▶ [Problem to solve]: Only the pictures should be left out; repeat the rest of the data exactly.

----- The data -----

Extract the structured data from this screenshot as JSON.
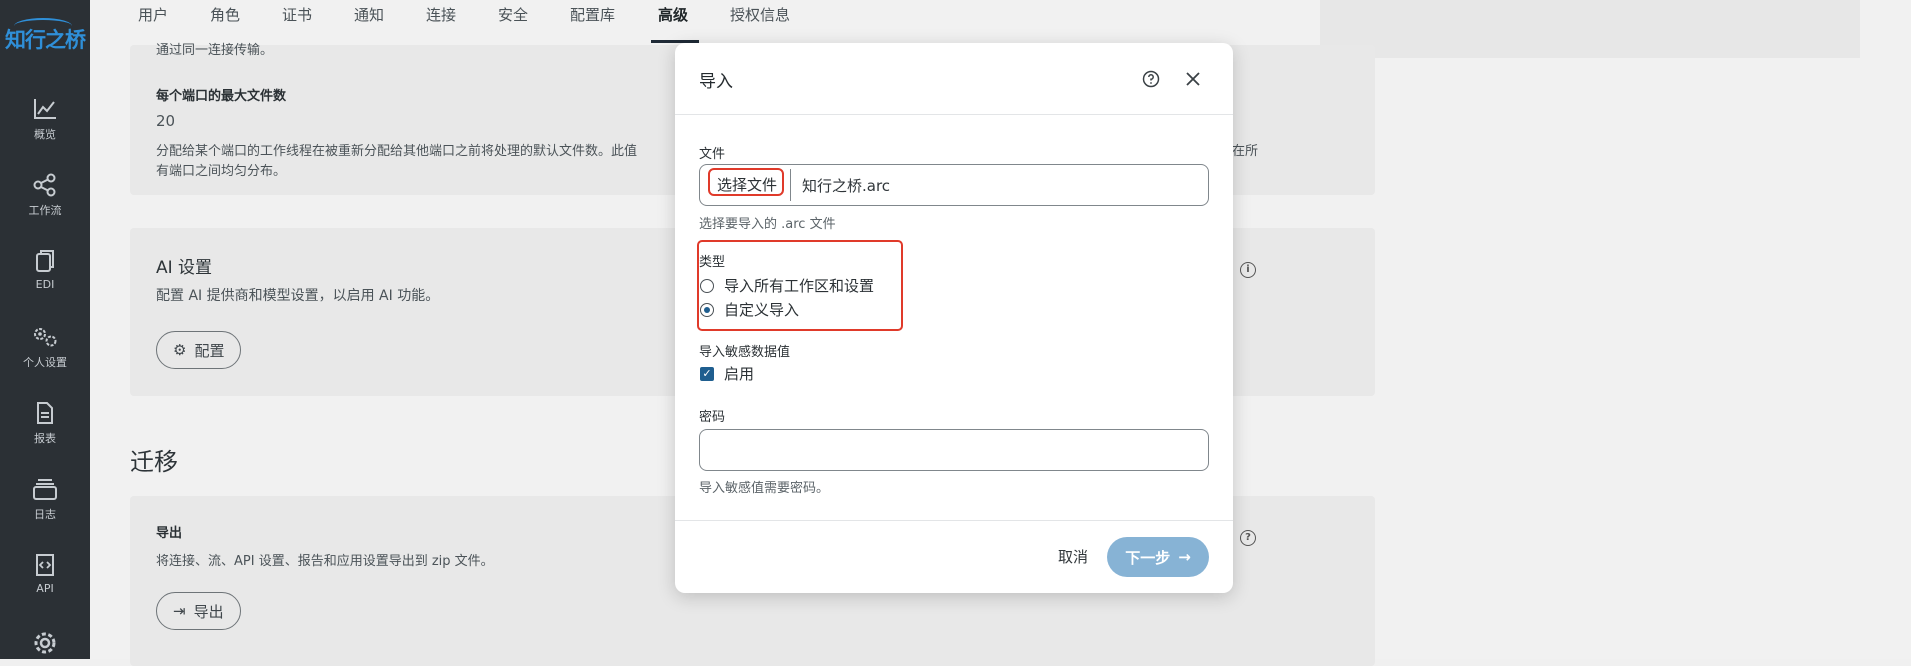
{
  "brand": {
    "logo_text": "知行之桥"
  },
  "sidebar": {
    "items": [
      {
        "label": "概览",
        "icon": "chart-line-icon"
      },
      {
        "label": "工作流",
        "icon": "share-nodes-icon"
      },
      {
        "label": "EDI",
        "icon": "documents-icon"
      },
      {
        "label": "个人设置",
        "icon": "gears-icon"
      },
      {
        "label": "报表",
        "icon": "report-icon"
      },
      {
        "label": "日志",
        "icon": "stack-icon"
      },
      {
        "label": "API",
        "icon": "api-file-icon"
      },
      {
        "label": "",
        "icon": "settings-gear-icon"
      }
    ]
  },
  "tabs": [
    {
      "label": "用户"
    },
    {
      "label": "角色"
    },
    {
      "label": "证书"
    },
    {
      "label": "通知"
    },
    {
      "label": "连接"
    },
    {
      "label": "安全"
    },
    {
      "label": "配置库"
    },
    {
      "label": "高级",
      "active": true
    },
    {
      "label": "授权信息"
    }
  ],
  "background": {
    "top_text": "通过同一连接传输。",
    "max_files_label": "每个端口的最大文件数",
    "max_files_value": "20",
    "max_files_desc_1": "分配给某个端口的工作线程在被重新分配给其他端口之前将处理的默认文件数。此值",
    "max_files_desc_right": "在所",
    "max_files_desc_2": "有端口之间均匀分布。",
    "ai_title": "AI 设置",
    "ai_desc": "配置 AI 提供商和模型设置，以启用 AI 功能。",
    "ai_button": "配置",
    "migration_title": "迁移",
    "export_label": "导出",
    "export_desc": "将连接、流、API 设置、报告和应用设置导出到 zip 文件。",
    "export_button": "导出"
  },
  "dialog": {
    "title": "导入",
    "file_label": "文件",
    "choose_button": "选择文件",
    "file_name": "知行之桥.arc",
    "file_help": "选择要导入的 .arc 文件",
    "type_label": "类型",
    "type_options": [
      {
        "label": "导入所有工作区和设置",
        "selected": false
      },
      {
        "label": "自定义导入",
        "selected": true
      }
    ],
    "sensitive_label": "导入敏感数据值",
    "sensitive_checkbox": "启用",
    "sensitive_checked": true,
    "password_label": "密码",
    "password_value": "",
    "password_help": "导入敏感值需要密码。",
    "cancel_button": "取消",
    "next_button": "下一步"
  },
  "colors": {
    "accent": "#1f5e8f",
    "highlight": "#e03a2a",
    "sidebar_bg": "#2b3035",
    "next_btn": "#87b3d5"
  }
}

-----

▶ [Answer space]:
Extract the structured data from this screenshot as JSON.
{
  "brand": {
    "logo_text": "知行之桥"
  },
  "sidebar": {
    "items": [
      {
        "label": "概览",
        "icon": "chart-line-icon"
      },
      {
        "label": "工作流",
        "icon": "share-nodes-icon"
      },
      {
        "label": "EDI",
        "icon": "documents-icon"
      },
      {
        "label": "个人设置",
        "icon": "gears-icon"
      },
      {
        "label": "报表",
        "icon": "report-icon"
      },
      {
        "label": "日志",
        "icon": "stack-icon"
      },
      {
        "label": "API",
        "icon": "api-file-icon"
      },
      {
        "label": "",
        "icon": "settings-gear-icon"
      }
    ]
  },
  "tabs": [
    {
      "label": "用户"
    },
    {
      "label": "角色"
    },
    {
      "label": "证书"
    },
    {
      "label": "通知"
    },
    {
      "label": "连接"
    },
    {
      "label": "安全"
    },
    {
      "label": "配置库"
    },
    {
      "label": "高级",
      "active": true
    },
    {
      "label": "授权信息"
    }
  ],
  "background": {
    "top_text": "通过同一连接传输。",
    "max_files_label": "每个端口的最大文件数",
    "max_files_value": "20",
    "max_files_desc_1": "分配给某个端口的工作线程在被重新分配给其他端口之前将处理的默认文件数。此值",
    "max_files_desc_right": "在所",
    "max_files_desc_2": "有端口之间均匀分布。",
    "ai_title": "AI 设置",
    "ai_desc": "配置 AI 提供商和模型设置，以启用 AI 功能。",
    "ai_button": "配置",
    "migration_title": "迁移",
    "export_label": "导出",
    "export_desc": "将连接、流、API 设置、报告和应用设置导出到 zip 文件。",
    "export_button": "导出"
  },
  "dialog": {
    "title": "导入",
    "file_label": "文件",
    "choose_button": "选择文件",
    "file_name": "知行之桥.arc",
    "file_help": "选择要导入的 .arc 文件",
    "type_label": "类型",
    "type_options": [
      {
        "label": "导入所有工作区和设置",
        "selected": false
      },
      {
        "label": "自定义导入",
        "selected": true
      }
    ],
    "sensitive_label": "导入敏感数据值",
    "sensitive_checkbox": "启用",
    "sensitive_checked": true,
    "password_label": "密码",
    "password_value": "",
    "password_help": "导入敏感值需要密码。",
    "cancel_button": "取消",
    "next_button": "下一步"
  },
  "colors": {
    "accent": "#1f5e8f",
    "highlight": "#e03a2a",
    "sidebar_bg": "#2b3035",
    "next_btn": "#87b3d5"
  }
}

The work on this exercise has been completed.